[[ RECORDS PROVIDED, beginning ]]

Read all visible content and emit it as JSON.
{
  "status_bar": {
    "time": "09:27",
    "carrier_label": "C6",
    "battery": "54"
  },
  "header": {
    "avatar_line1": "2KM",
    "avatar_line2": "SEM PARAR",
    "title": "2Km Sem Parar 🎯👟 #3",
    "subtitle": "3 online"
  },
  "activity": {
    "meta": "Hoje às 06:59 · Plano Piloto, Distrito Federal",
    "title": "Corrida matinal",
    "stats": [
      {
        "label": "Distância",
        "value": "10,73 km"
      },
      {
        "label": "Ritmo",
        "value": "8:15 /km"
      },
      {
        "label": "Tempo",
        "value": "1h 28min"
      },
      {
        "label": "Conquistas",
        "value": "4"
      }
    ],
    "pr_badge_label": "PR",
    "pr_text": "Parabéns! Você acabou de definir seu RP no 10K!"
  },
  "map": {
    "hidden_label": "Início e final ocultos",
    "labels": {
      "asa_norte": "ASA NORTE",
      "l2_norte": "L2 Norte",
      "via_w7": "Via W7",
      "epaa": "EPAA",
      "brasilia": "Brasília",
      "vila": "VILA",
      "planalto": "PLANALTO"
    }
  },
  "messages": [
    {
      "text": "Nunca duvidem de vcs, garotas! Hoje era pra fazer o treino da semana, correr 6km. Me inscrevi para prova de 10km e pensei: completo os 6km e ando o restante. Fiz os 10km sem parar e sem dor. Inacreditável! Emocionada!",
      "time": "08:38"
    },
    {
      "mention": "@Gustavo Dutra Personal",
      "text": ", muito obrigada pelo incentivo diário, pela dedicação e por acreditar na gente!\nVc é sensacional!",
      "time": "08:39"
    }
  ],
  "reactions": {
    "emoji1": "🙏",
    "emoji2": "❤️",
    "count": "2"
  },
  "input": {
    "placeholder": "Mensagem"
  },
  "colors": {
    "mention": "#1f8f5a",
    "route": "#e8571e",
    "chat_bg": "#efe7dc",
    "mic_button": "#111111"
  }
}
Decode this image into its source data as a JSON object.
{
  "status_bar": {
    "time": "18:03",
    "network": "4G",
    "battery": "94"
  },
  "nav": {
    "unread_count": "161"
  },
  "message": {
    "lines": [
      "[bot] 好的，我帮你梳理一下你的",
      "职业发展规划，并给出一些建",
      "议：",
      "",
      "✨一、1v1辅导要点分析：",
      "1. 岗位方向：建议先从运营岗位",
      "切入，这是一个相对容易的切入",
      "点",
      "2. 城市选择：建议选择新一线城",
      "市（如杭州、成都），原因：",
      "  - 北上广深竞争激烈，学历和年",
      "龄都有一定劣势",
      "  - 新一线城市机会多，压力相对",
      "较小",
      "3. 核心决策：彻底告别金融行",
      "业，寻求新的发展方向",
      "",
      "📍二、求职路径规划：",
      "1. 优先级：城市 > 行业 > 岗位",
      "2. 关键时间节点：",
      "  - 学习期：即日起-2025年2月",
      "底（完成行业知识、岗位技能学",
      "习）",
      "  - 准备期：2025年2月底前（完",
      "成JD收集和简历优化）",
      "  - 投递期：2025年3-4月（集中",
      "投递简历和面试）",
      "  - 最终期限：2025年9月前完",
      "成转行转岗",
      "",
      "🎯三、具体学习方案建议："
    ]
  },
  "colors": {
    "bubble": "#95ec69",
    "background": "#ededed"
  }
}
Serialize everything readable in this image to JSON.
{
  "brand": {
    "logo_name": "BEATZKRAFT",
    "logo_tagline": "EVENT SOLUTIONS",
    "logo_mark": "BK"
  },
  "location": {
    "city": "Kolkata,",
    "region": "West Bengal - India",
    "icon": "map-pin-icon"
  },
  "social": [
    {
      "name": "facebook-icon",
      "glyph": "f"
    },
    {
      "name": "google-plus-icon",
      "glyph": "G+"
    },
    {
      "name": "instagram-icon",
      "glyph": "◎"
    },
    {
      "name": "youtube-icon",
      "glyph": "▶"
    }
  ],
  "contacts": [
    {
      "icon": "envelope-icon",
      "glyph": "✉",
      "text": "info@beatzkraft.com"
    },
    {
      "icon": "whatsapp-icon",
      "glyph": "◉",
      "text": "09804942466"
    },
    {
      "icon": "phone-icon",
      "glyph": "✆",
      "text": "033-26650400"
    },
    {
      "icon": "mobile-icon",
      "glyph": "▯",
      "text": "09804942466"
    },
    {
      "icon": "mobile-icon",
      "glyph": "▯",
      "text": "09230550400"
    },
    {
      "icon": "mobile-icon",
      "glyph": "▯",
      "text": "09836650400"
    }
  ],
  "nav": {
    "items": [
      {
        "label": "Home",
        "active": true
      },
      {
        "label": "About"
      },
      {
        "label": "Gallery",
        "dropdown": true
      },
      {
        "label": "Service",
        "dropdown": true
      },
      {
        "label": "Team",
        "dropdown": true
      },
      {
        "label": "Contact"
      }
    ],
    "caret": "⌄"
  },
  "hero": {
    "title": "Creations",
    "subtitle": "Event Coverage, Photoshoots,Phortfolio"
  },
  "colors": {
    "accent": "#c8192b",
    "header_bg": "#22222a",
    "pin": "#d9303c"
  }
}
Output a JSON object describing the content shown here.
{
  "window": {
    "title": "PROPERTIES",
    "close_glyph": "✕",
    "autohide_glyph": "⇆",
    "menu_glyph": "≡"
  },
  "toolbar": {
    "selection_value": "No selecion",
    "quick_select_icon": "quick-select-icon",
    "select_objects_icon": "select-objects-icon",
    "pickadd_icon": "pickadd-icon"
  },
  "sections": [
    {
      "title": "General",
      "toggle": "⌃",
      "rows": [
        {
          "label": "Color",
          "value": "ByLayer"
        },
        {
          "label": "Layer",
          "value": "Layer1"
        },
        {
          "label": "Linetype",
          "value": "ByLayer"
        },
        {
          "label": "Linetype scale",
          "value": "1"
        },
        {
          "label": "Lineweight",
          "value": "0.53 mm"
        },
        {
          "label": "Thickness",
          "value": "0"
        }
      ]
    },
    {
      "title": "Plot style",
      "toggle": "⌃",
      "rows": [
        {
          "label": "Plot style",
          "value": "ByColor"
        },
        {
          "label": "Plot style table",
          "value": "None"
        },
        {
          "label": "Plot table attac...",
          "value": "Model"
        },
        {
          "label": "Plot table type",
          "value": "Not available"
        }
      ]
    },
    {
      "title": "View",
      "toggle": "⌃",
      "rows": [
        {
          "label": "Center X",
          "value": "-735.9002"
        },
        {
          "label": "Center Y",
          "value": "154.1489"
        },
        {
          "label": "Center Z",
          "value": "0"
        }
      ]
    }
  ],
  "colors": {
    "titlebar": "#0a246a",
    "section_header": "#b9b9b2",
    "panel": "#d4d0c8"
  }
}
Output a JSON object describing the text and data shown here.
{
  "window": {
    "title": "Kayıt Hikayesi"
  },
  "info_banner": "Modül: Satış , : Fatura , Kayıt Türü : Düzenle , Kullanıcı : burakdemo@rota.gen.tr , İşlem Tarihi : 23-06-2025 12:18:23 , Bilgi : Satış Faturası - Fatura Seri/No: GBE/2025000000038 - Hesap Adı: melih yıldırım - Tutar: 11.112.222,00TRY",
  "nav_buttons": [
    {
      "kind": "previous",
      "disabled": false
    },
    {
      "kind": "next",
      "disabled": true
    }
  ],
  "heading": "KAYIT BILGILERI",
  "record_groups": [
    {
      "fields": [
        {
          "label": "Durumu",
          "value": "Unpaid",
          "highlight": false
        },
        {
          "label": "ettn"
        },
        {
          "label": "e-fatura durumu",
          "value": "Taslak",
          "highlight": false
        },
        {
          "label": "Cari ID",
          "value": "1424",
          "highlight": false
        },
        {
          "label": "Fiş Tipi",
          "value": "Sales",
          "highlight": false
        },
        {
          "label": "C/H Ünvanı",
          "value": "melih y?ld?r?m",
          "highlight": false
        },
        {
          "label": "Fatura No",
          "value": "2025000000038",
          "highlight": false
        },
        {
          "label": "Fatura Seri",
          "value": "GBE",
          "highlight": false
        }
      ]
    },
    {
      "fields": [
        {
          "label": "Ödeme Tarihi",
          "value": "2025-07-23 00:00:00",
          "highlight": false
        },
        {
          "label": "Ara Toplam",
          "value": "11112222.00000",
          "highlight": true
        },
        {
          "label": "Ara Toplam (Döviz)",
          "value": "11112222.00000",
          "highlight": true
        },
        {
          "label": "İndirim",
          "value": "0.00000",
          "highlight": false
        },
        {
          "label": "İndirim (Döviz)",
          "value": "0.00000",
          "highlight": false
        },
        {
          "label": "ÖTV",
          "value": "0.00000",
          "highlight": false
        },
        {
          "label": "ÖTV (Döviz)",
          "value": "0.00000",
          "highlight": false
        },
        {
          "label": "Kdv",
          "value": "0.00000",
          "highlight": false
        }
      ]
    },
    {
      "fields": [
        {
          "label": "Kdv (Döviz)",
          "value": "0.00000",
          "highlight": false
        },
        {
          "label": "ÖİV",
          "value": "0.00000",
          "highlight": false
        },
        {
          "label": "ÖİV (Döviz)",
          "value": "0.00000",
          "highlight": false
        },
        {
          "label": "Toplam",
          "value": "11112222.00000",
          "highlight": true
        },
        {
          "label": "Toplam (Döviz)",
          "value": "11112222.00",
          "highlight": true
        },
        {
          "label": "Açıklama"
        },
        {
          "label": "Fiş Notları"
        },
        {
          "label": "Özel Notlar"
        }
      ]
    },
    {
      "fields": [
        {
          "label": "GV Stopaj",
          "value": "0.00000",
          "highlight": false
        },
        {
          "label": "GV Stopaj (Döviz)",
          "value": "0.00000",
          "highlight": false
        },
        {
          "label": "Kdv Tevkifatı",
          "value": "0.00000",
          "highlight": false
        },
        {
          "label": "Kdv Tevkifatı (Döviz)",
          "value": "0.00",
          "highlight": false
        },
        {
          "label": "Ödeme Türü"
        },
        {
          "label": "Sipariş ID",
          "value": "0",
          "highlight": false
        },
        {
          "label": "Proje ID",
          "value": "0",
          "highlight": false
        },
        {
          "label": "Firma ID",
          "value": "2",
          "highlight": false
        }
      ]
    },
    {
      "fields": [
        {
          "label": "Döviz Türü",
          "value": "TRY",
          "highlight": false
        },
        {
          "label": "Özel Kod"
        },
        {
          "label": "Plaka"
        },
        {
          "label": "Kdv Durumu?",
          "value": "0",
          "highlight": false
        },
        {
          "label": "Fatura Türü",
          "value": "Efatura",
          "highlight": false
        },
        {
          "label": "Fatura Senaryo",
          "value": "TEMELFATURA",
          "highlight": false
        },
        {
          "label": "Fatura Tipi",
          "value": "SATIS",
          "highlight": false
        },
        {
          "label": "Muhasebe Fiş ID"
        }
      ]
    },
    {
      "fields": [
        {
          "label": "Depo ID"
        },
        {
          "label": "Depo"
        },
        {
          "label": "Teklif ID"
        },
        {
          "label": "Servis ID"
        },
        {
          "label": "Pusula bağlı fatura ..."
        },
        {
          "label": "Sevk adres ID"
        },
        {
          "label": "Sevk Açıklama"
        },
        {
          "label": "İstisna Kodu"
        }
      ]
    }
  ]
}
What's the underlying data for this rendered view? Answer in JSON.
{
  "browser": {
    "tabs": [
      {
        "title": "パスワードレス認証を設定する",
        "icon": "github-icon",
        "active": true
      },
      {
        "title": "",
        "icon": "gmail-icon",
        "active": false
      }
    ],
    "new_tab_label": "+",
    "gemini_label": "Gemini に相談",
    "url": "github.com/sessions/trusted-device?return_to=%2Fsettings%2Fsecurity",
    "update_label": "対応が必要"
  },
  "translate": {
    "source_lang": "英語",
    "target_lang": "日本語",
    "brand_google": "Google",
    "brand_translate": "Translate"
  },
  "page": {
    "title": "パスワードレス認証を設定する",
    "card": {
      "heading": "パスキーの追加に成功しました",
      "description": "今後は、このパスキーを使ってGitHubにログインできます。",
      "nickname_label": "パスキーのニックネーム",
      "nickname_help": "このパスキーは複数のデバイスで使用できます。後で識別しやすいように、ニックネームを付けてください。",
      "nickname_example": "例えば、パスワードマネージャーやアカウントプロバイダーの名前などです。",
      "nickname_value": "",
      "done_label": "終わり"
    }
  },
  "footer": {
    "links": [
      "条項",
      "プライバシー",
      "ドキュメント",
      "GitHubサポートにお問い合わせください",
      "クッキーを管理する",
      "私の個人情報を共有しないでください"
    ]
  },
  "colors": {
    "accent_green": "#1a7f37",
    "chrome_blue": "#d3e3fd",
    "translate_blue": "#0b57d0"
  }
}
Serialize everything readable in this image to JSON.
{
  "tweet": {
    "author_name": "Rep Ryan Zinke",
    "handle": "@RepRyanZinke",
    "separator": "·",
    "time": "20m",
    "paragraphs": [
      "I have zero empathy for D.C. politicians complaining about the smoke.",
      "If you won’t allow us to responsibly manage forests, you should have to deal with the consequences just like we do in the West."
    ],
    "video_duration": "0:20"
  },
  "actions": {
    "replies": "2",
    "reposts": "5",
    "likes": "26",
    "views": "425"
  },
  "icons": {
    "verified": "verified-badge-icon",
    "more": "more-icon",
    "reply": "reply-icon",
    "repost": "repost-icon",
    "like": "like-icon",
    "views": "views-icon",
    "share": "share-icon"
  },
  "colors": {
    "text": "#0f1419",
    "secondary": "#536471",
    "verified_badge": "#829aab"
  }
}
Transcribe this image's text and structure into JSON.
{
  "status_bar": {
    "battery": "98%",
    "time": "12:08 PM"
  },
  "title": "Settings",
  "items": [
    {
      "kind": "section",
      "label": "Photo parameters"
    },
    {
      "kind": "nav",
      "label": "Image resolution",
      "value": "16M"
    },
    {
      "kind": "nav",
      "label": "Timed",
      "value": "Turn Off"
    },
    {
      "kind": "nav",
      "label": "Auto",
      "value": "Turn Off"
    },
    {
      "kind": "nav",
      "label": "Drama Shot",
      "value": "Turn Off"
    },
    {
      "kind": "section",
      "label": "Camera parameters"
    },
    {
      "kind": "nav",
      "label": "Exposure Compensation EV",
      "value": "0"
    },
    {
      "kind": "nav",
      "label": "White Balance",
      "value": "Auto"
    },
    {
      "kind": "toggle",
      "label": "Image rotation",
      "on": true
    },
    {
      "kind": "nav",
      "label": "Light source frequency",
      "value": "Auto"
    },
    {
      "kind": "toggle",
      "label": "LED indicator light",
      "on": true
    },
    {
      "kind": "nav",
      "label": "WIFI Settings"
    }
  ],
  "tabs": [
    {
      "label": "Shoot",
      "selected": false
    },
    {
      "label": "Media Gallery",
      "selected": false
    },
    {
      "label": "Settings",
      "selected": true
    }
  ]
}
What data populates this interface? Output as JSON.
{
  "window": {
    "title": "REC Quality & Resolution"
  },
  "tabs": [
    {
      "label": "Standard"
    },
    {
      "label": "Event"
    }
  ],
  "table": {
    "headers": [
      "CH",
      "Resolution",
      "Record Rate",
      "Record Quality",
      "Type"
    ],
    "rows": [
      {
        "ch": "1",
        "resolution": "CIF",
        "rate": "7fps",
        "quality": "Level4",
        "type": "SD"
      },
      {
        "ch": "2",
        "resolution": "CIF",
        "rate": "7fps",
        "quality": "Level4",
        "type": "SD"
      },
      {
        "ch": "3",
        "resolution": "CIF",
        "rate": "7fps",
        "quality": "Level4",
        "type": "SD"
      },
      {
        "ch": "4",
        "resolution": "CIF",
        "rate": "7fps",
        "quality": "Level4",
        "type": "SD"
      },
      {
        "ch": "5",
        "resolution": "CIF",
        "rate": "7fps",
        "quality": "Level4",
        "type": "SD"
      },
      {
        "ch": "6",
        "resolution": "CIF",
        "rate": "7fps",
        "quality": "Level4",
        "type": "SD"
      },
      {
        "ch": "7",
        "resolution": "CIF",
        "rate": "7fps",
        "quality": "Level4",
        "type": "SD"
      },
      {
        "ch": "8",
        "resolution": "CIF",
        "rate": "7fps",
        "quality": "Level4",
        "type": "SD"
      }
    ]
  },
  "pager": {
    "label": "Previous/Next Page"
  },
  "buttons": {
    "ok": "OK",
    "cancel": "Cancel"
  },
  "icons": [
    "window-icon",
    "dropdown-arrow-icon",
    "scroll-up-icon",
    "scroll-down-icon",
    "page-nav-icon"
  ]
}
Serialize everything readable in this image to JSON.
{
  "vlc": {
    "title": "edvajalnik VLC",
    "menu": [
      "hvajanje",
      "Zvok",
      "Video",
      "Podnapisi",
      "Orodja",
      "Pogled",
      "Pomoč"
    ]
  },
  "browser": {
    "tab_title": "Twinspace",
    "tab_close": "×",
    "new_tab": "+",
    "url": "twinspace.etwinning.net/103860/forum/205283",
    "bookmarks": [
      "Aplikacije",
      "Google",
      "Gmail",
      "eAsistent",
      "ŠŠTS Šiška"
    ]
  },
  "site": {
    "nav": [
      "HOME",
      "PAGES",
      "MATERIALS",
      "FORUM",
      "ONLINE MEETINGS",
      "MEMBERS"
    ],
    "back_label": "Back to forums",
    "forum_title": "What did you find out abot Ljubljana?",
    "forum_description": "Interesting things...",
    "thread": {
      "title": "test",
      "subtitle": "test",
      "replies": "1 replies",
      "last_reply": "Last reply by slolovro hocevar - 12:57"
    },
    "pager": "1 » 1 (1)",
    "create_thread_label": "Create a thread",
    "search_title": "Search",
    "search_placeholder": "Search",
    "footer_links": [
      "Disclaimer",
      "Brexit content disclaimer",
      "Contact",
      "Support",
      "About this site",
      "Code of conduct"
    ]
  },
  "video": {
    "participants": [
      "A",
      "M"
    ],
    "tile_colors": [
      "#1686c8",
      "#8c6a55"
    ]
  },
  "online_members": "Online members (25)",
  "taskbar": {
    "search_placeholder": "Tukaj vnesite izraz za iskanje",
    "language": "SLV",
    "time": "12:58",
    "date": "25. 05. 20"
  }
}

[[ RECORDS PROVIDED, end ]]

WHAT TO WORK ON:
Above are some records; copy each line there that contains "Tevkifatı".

FINISHED TASK:
          "label": "Kdv Tevkifatı",
          "label": "Kdv Tevkifatı (Döviz)",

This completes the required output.